Prime Minister Narendra Modi’s announcement on November 8, 2017, to demonetise Rs 500 and Rs 1,000 notes took the country by storm.
Though there aren’t too many options for people to get their Rs 500 or Rs 1,000 notes converted to notes of smaller denominations, government-affiliated pharmacies have come to the rescue for many. However, just within a few hours into the day, several medical stores ran out of change and some others ran out of supplies due to the sudden increase in demand for certain medications.
A student from Seth G. S. Medical College, Mumbai said, “While it isn’t a very crucial problem for most students, some who are in desperate need of change aren’t quiet able to find a way around it. The pharmacy on the campus ground is accepting higher denomination bills only from people who have a prescription.”

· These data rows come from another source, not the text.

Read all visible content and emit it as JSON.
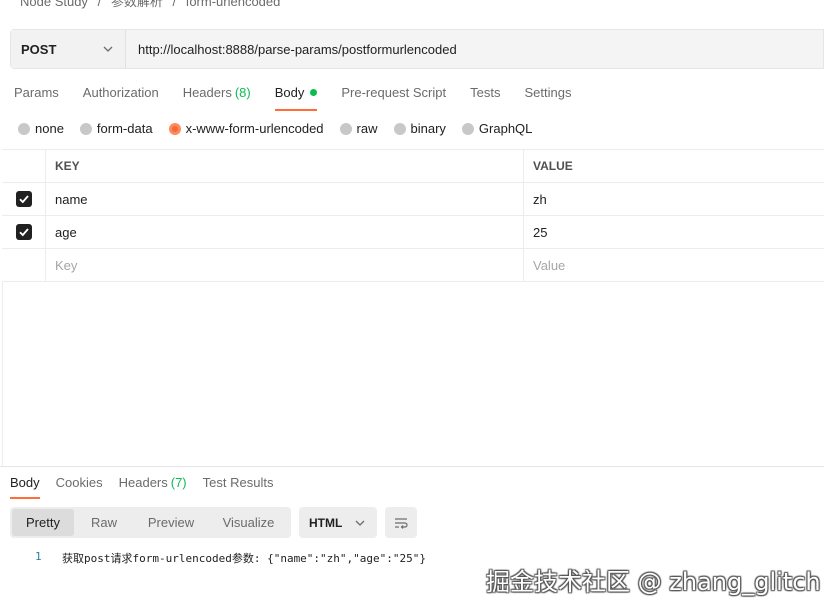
{
  "breadcrumb": [
    "Node Study",
    "/",
    "参数解析",
    "/",
    "form-urlencoded"
  ],
  "request": {
    "method": "POST",
    "url": "http://localhost:8888/parse-params/postformurlencoded"
  },
  "request_tabs": [
    {
      "label": "Params"
    },
    {
      "label": "Authorization"
    },
    {
      "label": "Headers",
      "count": "(8)"
    },
    {
      "label": "Body",
      "active": true
    },
    {
      "label": "Pre-request Script"
    },
    {
      "label": "Tests"
    },
    {
      "label": "Settings"
    }
  ],
  "body_types": [
    "none",
    "form-data",
    "x-www-form-urlencoded",
    "raw",
    "binary",
    "GraphQL"
  ],
  "body_type_selected": "x-www-form-urlencoded",
  "table": {
    "headers": {
      "key": "KEY",
      "value": "VALUE"
    },
    "rows": [
      {
        "key": "name",
        "value": "zh",
        "checked": true
      },
      {
        "key": "age",
        "value": "25",
        "checked": true
      }
    ],
    "placeholder": {
      "key": "Key",
      "value": "Value"
    }
  },
  "response_tabs": [
    {
      "label": "Body",
      "active": true
    },
    {
      "label": "Cookies"
    },
    {
      "label": "Headers",
      "count": "(7)"
    },
    {
      "label": "Test Results"
    }
  ],
  "view_modes": [
    "Pretty",
    "Raw",
    "Preview",
    "Visualize"
  ],
  "view_mode_active": "Pretty",
  "format": "HTML",
  "response_body": {
    "line_number": "1",
    "text": "获取post请求form-urlencoded参数: {\"name\":\"zh\",\"age\":\"25\"}"
  },
  "watermark": "掘金技术社区 @ zhang_glitch",
  "colors": {
    "accent": "#ff6c37",
    "success": "#0cbb52"
  },
  "icons": [
    "chevron-down-icon",
    "checkmark-icon",
    "wrap-lines-icon"
  ]
}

MBBS student, Ashwini Patankar from Mahatma Gandhi Medical College, Navi Mumbai, said, “Most of the students who stay on campus headed to the closest ATM at night itself and withdrew sufficient money in 400s to encash only Rs 100 bills.”

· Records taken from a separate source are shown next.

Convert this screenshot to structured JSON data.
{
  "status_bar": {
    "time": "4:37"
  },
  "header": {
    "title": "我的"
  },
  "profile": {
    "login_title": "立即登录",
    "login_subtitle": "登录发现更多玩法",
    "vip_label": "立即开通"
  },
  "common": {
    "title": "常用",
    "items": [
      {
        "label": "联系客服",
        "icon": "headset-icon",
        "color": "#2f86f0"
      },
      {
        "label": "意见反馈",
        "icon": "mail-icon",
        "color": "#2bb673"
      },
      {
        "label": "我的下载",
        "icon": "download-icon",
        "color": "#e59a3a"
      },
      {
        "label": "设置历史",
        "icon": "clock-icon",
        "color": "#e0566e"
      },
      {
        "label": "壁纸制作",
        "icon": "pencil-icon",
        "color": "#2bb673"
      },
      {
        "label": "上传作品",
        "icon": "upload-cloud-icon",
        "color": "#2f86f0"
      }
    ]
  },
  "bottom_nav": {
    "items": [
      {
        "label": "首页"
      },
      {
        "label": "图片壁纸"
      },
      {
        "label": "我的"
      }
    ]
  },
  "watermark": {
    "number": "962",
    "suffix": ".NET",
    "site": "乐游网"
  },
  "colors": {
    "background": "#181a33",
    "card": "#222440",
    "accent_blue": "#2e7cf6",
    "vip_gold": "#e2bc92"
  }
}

On speaking to pharmacists near the Lokmanya Tilak Municipal General Hospital, Mumbai, this correspondent found out that they’re looking at accepting Rs 500 or Rs 1,000 only from individuals who have prescriptions. The number of people flocking to these pharmacies has shot up to the extent where pharmacies are maintaining credit registers with identity details of customers. “In case a customer insists on making a purchase at the pharmacy with the sole intention of getting change for a Rs 500 or Rs 1000 note, we are making an entry in a register along with the amount owed to the customer. Once we get change from the bank, the balance amount will be returned to every customer individually,” said a pharmacist.